Doesn’t reduce your chances of getting an STI
Most pills must be taken at the same time each day
You need a prescription
More About the Pill
- The pill is the first thing that comes to mind for lots of people when they think about birth control.
- The pill, known as oral contraception, is the most common kind of birth control in the U.S.
- The pill has hormones that stop your ovaries from releasing eggs. They also thicken cervical mucus. This blocks sperm from ever getting to an egg. If sperm can’t get to an egg, you can’t get pregnant.
How to Use the Pill
Pills work best when taken at the same time every day. You must remember to take a pill every day. You should know what to do when you miss a pill. You can set a reminder on your phone to help you remember.
You need a prescription to get the pill. Therefore, the first step is to make an appointment with your provider.
You can get combined pills or progestin-only pills. The most common type is combined pills with estrogen and progestin. The combined pills come in 21 or 28-day packs. There is also a progestin-only pill, also known as the mini-pill. This pill comes in a 28 day pack. Your provider can help you choose the kind that’s best for you.
- 93% effective with typical use. That is, on average, 7 out of 100 people using this method will get pregnant in a year.
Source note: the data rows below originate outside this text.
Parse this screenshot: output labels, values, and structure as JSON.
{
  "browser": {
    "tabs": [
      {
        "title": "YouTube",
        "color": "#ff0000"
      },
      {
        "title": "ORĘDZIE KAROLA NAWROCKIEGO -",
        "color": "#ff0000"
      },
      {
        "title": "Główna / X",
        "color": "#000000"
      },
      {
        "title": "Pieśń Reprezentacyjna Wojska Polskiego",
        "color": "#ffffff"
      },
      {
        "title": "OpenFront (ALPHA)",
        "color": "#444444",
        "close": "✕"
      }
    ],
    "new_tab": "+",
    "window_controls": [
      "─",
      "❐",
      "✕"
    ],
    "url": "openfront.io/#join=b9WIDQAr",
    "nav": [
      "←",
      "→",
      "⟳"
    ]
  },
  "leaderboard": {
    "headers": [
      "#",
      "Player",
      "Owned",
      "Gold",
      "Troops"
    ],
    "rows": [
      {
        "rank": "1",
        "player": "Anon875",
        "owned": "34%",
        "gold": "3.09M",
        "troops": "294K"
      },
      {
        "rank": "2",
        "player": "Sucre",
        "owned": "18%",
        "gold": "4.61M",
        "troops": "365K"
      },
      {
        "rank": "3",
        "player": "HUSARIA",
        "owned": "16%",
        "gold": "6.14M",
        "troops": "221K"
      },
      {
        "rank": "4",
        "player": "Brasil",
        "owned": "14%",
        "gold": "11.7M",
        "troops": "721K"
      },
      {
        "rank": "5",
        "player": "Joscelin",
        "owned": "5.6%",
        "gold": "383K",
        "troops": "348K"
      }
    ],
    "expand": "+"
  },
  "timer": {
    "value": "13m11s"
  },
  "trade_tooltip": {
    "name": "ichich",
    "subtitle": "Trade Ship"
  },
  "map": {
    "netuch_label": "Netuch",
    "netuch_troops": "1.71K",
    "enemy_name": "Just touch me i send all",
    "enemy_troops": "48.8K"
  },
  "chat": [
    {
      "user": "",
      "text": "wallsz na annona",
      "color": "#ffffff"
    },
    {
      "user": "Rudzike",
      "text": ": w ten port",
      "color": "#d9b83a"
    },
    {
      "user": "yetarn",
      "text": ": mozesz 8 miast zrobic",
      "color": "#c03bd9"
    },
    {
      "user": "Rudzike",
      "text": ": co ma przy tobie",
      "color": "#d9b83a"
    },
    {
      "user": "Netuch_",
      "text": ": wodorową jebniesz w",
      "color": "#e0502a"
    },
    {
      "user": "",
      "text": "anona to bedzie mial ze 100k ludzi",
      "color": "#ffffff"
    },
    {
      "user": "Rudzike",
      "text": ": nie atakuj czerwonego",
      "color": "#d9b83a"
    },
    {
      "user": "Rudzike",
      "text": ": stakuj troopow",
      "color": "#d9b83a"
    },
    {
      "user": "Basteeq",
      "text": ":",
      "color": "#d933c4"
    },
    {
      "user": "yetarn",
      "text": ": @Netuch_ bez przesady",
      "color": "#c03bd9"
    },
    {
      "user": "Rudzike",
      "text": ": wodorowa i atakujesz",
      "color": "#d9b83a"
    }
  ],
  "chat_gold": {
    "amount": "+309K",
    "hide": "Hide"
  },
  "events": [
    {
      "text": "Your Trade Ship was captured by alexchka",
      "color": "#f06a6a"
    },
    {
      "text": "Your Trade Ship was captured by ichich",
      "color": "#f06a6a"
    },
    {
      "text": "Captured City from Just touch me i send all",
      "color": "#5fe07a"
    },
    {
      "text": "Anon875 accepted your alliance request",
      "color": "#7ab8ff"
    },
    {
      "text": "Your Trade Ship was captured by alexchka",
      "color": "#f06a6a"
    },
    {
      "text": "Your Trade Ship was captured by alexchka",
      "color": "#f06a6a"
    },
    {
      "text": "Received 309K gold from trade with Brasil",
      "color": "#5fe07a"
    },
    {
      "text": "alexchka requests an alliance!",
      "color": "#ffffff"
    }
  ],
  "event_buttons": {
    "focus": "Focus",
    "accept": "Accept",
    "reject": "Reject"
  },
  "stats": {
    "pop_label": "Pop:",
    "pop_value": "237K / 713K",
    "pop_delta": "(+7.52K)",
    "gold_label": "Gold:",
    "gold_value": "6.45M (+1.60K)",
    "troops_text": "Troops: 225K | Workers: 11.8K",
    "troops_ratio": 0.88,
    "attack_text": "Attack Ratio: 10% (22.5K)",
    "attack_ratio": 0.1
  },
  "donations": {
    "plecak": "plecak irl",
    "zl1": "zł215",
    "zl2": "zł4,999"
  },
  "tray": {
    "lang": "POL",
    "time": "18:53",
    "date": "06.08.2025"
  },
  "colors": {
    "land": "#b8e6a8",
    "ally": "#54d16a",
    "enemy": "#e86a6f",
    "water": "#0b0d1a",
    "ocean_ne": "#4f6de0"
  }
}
You can improve effectiveness by:
- Starting a new pack of pills on time
- Taking the pill at the same time every day. You can set a reminder on your phone to help you remember.
- More than 99% effective with perfect use. That is, if the pill is used correctly all the time, less than 1 out of 100 people will get pregnant in a year.
- Some medications and health issues may make the pill less effective. Talk to your provider to see if this might affect you.
When used the right way all the time, the pill is a highly effective form of birth control. It can also have positive effects on your health and sex life.
- It’s easy to take.
- It can help shorten and lighten periods.
- It helps regulate menstrual period.
- It often helps clear up acne.
- It doesn’t interrupt the heat of the moment.
- It can help with cramps and PMS (premenstrual syndrome).
- It reduces your chances of getting several other health problems. E.g., certain cancers, anemia, ovarian cysts, and pelvic infections.
Side Effects and Limitations
Most side effects go away on their own, so give it some time. Many people have no side effects at all. If your side effects still bother you after 3 months, talk with your provider about switching to something that works better for you. Just make sure to stay protected by starting a new method right away.
Possible side effects (usually goes away in 2-3 months):
- Spotting or bleeding between periods
- Breast tenderness
- A change in your sex drive
- You need to remember to take it every day.
- Not recommended for people 35 and older who smoke
- Doesn’t reduce your chances of getting sexually transmitted infections (STIs)
Family PACT Coverage
If you are eligible, Family PACT covers the cost of the pill. A provider can help you decide if the pill is the best option for you, and help you choose which kind of pill to use. Search for a nearby Family PACT provider: click “Find Providers” in the top right-hand corner of this page.